■ **What you have to do**
Check each line of the listing for the string "지하수정보지도", count the lines that have it, and answer with that number only.
[Start of section]
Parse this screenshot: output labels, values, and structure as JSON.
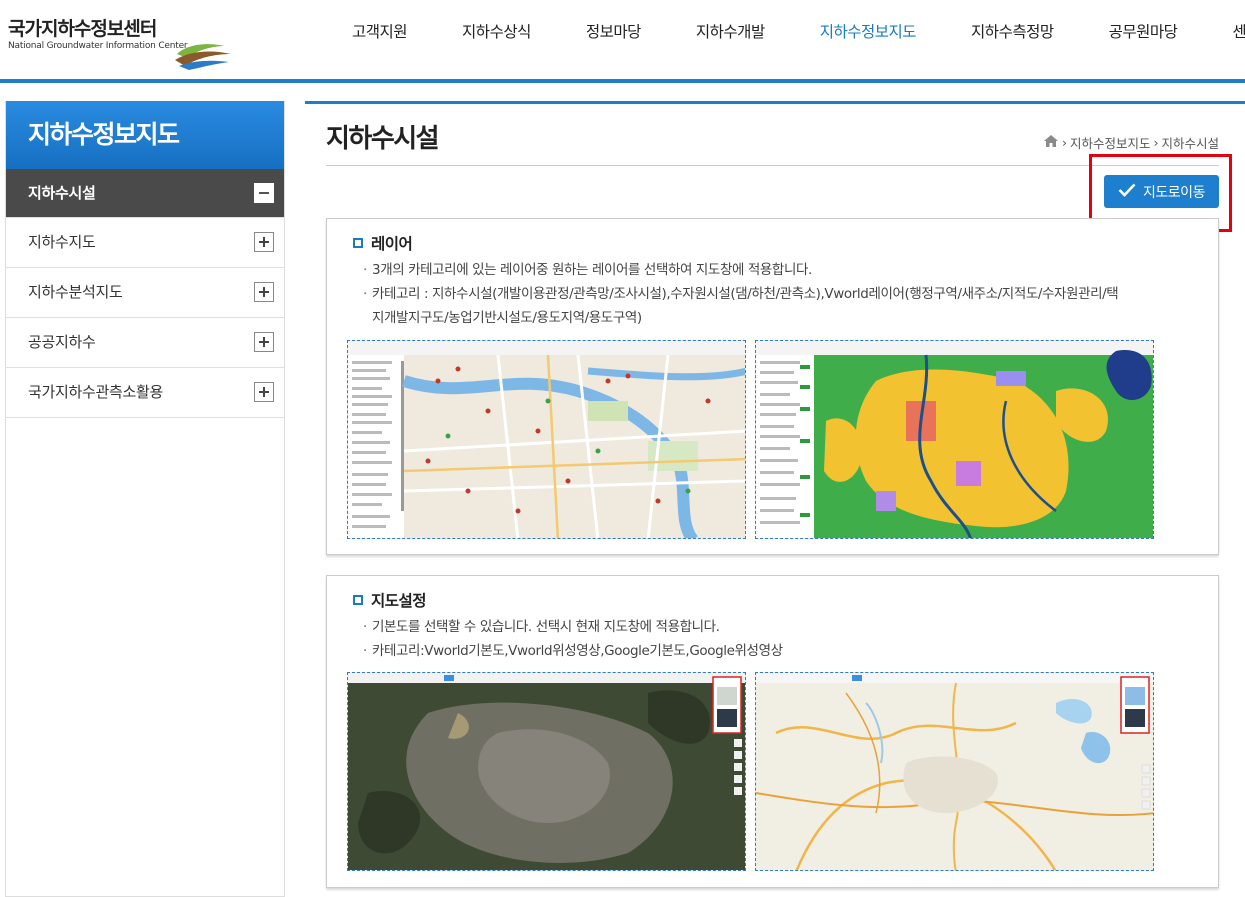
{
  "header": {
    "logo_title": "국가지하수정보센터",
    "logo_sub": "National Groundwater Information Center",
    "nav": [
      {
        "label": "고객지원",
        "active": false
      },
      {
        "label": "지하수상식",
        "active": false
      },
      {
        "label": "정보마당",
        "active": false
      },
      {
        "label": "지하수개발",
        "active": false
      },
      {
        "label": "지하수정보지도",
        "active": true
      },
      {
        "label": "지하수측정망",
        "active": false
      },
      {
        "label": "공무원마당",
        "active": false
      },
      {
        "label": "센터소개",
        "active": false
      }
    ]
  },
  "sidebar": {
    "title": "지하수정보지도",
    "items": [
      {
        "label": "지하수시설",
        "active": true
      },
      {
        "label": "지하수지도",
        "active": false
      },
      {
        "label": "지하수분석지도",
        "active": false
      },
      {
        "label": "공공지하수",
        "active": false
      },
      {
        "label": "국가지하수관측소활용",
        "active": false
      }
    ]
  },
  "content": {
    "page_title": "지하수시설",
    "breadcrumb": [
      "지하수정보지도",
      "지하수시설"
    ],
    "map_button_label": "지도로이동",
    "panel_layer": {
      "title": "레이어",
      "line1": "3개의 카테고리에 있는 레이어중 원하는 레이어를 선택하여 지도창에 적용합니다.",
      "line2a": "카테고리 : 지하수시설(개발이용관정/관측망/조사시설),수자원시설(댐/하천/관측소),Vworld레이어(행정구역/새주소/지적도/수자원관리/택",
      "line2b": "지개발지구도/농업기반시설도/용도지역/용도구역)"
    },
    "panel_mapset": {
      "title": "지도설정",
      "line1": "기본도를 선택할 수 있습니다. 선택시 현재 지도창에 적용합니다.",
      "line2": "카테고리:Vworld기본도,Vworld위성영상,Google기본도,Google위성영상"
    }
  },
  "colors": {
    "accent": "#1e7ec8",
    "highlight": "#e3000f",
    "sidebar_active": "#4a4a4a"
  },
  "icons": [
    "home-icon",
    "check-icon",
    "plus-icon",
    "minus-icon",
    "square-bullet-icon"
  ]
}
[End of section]
■ **Completed task**
3